What to do
Using the entries below, give the count of lines that hold "arrow". Say nothing besides the number.

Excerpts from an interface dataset
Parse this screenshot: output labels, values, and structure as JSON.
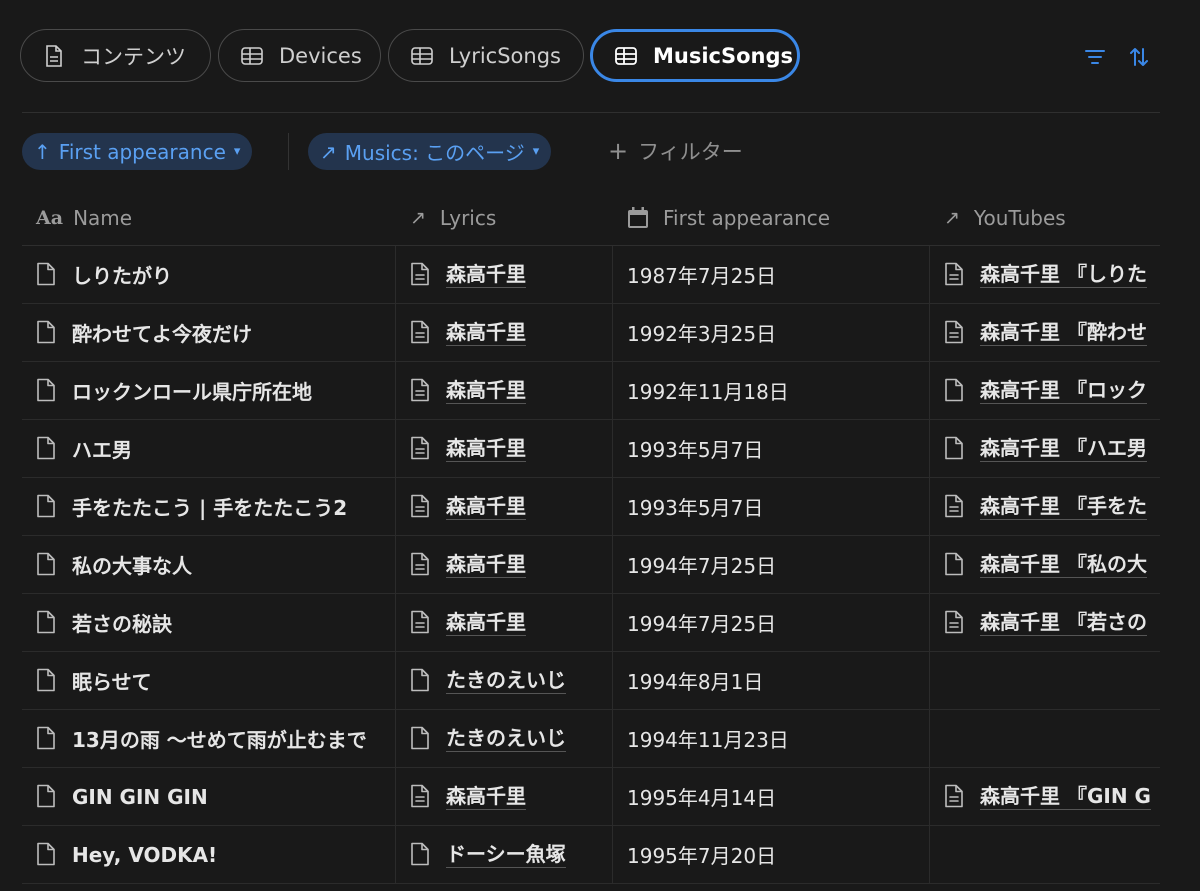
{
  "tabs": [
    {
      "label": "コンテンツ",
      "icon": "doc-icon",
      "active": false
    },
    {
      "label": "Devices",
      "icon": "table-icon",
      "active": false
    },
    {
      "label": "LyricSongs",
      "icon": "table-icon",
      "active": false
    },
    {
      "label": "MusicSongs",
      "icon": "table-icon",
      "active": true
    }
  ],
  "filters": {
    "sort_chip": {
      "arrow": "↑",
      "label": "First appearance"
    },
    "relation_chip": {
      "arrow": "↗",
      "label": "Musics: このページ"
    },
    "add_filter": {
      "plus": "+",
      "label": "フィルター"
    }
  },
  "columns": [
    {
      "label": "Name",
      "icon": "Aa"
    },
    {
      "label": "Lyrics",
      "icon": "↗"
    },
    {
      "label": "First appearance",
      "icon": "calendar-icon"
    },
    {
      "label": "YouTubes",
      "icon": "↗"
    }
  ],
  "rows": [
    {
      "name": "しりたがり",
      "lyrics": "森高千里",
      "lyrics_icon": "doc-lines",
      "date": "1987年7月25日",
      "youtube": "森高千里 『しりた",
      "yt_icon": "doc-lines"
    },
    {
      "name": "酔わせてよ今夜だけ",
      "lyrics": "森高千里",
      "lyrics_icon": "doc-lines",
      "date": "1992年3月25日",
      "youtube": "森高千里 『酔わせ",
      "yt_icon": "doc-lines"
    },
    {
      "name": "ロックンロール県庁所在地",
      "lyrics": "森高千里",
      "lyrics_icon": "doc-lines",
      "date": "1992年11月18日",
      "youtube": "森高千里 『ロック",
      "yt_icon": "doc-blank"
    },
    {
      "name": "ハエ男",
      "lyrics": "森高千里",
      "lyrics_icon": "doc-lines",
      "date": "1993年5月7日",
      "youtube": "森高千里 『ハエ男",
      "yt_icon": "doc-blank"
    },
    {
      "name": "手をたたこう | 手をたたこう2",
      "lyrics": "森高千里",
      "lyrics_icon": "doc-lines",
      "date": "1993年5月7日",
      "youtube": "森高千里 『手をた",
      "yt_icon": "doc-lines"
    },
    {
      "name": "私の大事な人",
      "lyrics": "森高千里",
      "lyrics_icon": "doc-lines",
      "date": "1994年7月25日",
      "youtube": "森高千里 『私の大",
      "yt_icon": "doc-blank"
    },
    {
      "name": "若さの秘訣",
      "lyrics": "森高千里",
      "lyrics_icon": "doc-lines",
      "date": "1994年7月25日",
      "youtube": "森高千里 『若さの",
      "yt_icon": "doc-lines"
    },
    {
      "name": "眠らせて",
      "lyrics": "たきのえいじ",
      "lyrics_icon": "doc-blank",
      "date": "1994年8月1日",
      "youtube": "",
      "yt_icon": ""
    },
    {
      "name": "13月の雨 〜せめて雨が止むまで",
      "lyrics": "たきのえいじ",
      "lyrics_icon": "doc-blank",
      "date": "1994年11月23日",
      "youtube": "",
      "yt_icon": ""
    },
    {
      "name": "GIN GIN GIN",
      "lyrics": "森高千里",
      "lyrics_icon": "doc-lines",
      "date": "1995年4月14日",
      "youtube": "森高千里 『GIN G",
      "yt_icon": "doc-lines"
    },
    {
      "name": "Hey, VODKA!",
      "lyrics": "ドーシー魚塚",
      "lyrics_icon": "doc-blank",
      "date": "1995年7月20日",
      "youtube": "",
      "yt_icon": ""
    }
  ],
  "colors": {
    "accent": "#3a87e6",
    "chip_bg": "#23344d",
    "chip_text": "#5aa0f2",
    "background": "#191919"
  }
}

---

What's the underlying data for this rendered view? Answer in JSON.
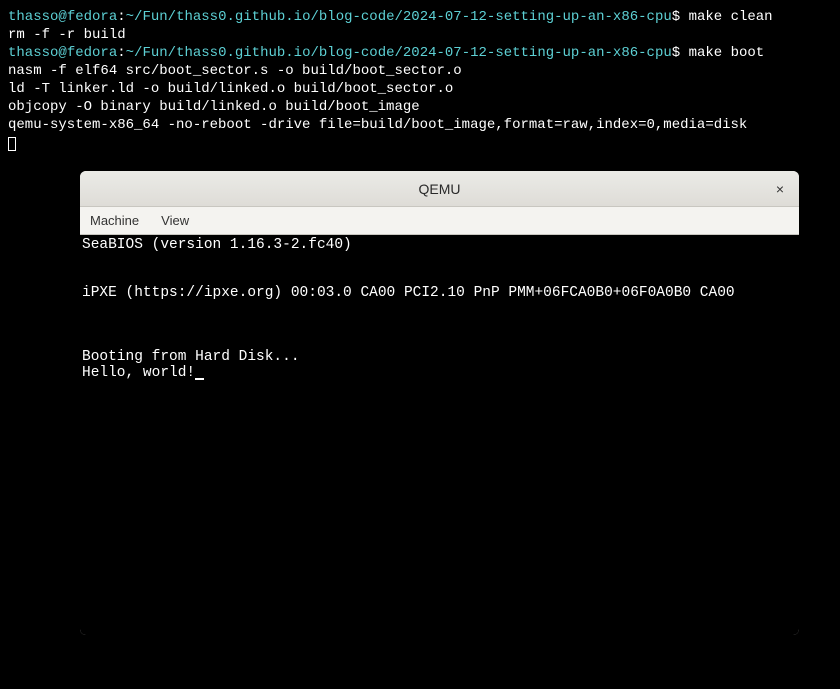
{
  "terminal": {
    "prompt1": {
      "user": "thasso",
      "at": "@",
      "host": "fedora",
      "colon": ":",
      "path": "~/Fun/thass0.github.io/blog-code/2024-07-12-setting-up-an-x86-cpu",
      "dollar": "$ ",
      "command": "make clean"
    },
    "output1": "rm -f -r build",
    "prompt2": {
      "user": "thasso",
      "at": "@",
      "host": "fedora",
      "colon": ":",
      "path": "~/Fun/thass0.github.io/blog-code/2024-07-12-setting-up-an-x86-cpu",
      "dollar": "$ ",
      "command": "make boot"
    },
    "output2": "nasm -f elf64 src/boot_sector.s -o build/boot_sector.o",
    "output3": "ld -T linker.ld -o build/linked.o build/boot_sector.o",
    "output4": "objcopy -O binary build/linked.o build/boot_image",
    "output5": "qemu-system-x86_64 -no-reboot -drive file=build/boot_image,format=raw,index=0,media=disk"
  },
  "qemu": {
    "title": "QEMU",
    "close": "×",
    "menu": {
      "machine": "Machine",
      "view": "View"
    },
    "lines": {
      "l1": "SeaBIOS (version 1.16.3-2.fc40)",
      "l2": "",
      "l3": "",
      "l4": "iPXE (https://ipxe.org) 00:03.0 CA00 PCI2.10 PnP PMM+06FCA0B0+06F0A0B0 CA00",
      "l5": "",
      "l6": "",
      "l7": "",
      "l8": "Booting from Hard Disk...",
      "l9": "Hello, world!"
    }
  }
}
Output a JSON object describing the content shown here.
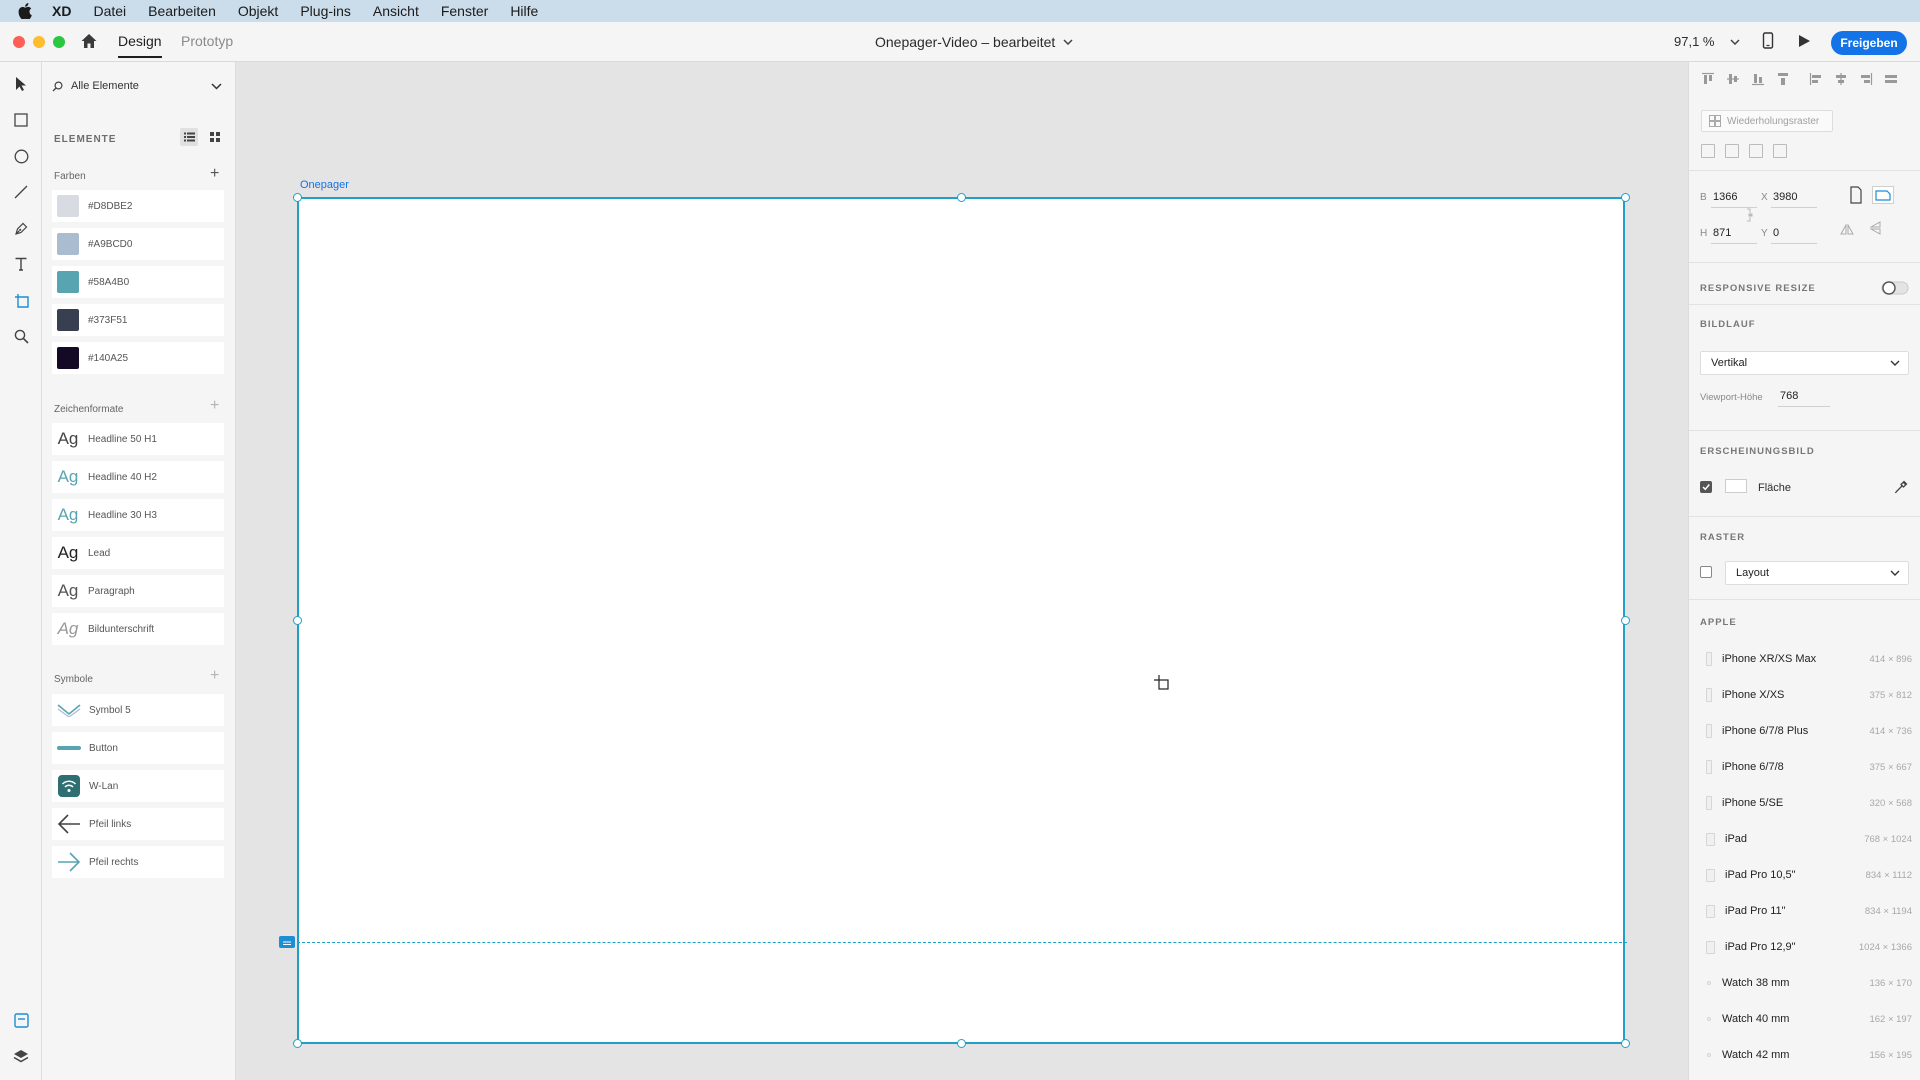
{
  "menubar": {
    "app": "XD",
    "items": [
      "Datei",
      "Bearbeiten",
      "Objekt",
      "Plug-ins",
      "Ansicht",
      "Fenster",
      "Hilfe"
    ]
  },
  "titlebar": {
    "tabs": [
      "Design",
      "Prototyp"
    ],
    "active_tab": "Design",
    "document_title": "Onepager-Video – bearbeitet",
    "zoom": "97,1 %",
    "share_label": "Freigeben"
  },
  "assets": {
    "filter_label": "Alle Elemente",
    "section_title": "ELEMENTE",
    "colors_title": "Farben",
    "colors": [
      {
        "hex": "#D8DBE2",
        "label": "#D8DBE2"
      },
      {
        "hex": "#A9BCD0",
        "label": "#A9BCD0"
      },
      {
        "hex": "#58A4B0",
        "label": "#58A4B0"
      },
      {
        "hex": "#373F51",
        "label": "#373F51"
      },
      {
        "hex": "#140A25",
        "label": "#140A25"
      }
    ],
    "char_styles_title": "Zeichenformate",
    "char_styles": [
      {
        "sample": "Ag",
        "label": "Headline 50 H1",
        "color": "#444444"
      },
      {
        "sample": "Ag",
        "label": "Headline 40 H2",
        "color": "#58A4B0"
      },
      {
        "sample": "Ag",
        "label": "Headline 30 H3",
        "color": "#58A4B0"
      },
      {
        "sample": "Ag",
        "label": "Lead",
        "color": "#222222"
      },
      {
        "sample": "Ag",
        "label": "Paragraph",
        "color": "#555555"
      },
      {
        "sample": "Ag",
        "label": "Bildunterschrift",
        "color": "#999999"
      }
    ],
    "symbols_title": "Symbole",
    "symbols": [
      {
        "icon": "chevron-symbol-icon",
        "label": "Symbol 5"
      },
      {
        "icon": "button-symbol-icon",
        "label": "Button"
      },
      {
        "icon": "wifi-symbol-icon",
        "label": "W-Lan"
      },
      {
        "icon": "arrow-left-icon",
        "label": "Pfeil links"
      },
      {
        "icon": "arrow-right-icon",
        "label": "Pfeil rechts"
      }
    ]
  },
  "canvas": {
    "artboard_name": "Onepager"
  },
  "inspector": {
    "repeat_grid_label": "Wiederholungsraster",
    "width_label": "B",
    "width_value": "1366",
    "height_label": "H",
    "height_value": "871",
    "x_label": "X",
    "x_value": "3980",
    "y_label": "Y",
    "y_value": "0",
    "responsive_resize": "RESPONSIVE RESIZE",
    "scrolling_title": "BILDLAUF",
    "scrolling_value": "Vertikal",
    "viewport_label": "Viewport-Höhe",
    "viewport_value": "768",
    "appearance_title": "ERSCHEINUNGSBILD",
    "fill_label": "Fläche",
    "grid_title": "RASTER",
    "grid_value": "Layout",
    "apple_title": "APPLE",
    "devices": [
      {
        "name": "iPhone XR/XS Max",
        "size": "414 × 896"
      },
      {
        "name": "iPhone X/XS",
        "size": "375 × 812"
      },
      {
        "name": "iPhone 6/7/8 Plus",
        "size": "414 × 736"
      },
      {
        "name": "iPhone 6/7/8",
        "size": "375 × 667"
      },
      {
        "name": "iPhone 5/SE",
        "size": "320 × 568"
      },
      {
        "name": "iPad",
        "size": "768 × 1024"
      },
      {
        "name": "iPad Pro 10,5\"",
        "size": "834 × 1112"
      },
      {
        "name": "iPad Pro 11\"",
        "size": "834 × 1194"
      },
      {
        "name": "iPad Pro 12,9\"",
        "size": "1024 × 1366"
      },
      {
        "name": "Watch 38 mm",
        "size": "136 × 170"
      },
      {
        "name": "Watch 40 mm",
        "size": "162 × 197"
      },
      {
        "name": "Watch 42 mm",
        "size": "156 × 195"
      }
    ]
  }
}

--

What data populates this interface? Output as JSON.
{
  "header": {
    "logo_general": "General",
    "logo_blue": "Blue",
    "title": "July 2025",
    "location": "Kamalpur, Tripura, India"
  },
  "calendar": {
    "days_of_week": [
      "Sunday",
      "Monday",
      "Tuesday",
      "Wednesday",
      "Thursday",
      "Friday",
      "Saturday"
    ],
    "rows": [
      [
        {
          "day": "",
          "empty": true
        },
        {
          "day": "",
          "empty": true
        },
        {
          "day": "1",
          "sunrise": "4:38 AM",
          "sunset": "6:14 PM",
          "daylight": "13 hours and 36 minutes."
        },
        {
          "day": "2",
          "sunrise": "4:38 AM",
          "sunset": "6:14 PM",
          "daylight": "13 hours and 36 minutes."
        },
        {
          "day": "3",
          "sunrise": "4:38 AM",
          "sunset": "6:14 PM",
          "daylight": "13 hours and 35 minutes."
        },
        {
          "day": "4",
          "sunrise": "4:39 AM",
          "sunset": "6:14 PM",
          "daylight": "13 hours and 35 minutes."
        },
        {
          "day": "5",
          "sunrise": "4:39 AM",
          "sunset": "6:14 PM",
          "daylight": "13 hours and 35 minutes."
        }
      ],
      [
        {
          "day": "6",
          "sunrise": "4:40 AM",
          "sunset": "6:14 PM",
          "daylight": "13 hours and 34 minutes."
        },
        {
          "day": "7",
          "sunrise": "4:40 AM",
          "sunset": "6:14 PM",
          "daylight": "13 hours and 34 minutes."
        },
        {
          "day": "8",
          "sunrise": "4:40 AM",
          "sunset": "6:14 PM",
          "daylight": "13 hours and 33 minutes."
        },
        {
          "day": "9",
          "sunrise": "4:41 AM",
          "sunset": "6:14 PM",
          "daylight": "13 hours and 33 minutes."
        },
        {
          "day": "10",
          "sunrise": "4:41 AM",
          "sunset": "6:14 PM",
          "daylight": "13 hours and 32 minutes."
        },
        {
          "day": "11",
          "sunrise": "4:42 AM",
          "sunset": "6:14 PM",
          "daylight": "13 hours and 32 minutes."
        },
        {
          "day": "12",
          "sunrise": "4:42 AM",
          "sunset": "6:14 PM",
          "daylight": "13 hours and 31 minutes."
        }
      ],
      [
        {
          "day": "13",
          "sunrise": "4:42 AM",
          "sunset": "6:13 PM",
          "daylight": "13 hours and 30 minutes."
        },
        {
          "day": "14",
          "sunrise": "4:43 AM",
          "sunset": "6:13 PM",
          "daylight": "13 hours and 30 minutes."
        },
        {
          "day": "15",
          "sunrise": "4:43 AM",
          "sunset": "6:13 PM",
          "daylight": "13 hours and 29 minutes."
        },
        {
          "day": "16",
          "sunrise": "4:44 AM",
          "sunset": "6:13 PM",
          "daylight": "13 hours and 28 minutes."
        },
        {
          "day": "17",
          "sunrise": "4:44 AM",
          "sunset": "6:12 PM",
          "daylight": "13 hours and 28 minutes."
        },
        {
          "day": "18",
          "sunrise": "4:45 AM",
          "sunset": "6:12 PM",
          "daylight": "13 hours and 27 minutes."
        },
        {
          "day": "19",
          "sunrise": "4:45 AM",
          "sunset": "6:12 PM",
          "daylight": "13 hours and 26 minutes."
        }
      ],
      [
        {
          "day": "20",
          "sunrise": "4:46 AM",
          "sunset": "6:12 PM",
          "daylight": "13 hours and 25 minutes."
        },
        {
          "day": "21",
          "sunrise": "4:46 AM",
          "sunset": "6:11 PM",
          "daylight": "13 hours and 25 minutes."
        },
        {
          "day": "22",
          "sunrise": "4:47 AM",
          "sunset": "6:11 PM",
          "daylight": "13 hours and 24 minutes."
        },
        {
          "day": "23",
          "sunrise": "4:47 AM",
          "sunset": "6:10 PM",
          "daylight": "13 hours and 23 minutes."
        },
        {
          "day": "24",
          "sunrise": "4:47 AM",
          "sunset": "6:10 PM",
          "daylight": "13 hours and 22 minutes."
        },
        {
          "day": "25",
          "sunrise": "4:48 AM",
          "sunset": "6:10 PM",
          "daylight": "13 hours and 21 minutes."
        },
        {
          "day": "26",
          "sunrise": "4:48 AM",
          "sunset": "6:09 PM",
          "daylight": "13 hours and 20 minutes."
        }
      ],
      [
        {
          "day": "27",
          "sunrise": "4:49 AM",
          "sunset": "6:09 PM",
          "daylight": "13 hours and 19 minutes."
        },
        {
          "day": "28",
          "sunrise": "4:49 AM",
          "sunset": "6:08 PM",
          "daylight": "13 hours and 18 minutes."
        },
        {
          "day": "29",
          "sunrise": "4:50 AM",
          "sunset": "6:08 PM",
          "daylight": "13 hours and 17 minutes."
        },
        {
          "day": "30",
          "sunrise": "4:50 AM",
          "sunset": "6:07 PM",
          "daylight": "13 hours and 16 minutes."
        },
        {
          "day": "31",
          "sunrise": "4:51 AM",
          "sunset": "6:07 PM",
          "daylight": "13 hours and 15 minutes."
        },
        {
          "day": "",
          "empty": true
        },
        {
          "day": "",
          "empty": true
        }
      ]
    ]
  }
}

Exercise output
4